On first - or for that matter, even second - hearing, Old Man Luedecke wouldn't appear a candidate for popular appeal, given the fact that he's a banjo plucking troubadour generally devoid of any sort of modern musical accoutrement. Here's a musician who prides himself on his uncompromising attitude, while still managing to carve out a career in an increasingly competitive folk/country arena. It's a credit then to his homegrown appeal that the five albums he's recorded to date have not only won him a faithful following, but also garnered him a Juno award, the highest accolade accorded by Canada's music industry.
It's hardly surprising then that having a sympathetic soul like Tim O'Brien behind the boards would all but assure Tender is the Night more of that modest trajectory. Being the traditionalist that he is, O'Brien takes care to surround his client with a series of unadorned and unassuming set-ups, gracing songs that run the gamut from high lonesome banjo and fiddle duets such as Can't Count Tears in the Oceanand Little Stream of Whiskey to more chipper and cheery offerings like A&W Song and Broken Heart Buddy. Likewise, the old time technique finds itself perfectly suited to the cowboy sing-along Song for Ian Tyson and the ragtime strum of This May Hurt Just a Bit.

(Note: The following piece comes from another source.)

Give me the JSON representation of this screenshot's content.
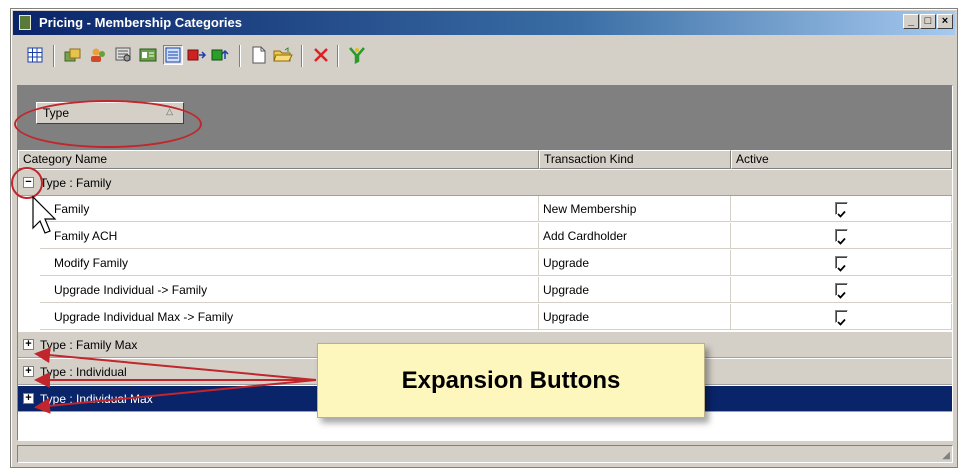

Not surprisingly then, Luedecke appears absolutely giddy in this environment, content to ply his stock and trade. I'm fine, I am I am, he proclaims on the song of the same name, and given yet another unhurried and unburdened excursion, there's no reason to doubt this assertion. This Old Man is a master when it comes to administering his carefree caress.